Even so, the movie skips over some of the weirder parts of the James Brown story, such as his reportedly playing “Say It Loud—I’m Black and I’m Proud” at Richard Nixon’s inaugural ball in 1969. Nixon’s strategy of “black capitalism” suited Brown ideologically, so he endorsed Nixon in the Oval Office in 1972. Brown even stood by the besieged Republican in 1973, releasing “You Can Have Watergate, Just Gimme Some Bucks and I’ll Be Straight.”Read the whole thing there.
Brown admired fellow connivers like Nixon, which is why his handful of close friends included Strom Thurmond, the late 100-year-old Republican senator, and the Reverend Al Sharpton, whose conked hairdo is a tribute to his surrogate father’s bouffant.
Nor do we see Brown’s last hit, “Living in America,” in which JB welcomes befuddled Soviet superman Ivan Drago to a flag-bedecked Las Vegas in a hilarious scene in the ultimate Reagan era movie, Rocky IV.

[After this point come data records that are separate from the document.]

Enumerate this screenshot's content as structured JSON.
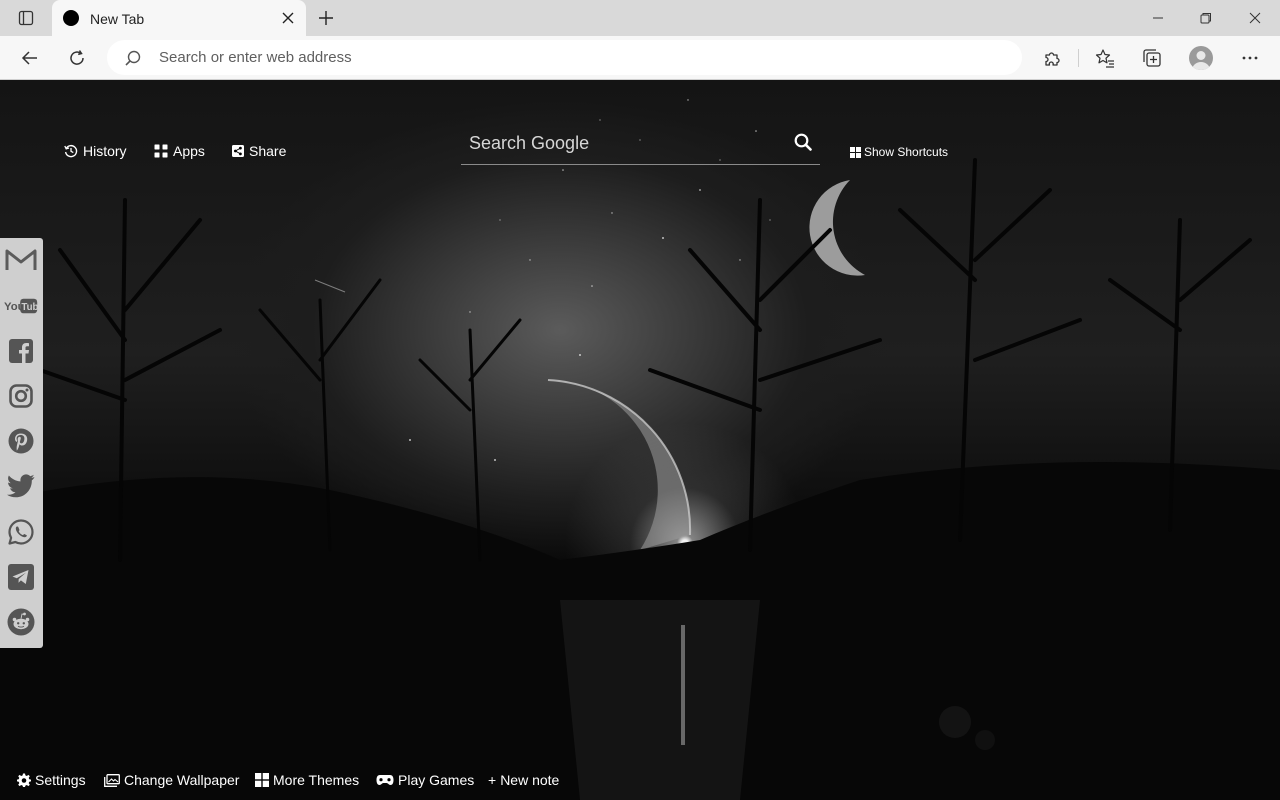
{
  "browser": {
    "tab": {
      "title": "New Tab"
    },
    "address_bar": {
      "placeholder": "Search or enter web address",
      "value": ""
    }
  },
  "page": {
    "top_links": [
      {
        "label": "History",
        "icon": "history-icon"
      },
      {
        "label": "Apps",
        "icon": "apps-grid-icon"
      },
      {
        "label": "Share",
        "icon": "share-icon"
      }
    ],
    "search": {
      "placeholder": "Search Google",
      "icon": "search-icon"
    },
    "show_shortcuts": {
      "label": "Show Shortcuts",
      "icon": "grid-icon"
    },
    "social_links": [
      {
        "name": "Gmail",
        "icon": "gmail-icon"
      },
      {
        "name": "YouTube",
        "icon": "youtube-icon"
      },
      {
        "name": "Facebook",
        "icon": "facebook-icon"
      },
      {
        "name": "Instagram",
        "icon": "instagram-icon"
      },
      {
        "name": "Pinterest",
        "icon": "pinterest-icon"
      },
      {
        "name": "Twitter",
        "icon": "twitter-icon"
      },
      {
        "name": "WhatsApp",
        "icon": "whatsapp-icon"
      },
      {
        "name": "Telegram",
        "icon": "telegram-icon"
      },
      {
        "name": "Reddit",
        "icon": "reddit-icon"
      }
    ],
    "youtube_logo_text": {
      "you": "You",
      "tube": "Tube"
    },
    "bottom_links": [
      {
        "label": "Settings",
        "icon": "gear-icon"
      },
      {
        "label": "Change Wallpaper",
        "icon": "image-icon"
      },
      {
        "label": "More Themes",
        "icon": "windows-grid-icon"
      },
      {
        "label": "Play Games",
        "icon": "gamepad-icon"
      },
      {
        "label": "New note",
        "icon": "plus-icon"
      }
    ]
  },
  "theme": {
    "chrome_bg": "#d9d9d9",
    "toolbar_bg": "#f7f7f7",
    "page_text": "#ffffff",
    "social_bar_bg": "#cfcfcf"
  }
}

And finally there was the huge lawsuit over his estate among the countless individuals claiming to be his heirs, including his legitimate grandsons Forlando and Romunzo Brown.
I put in links to videos of just about all the songs mentioned in the review.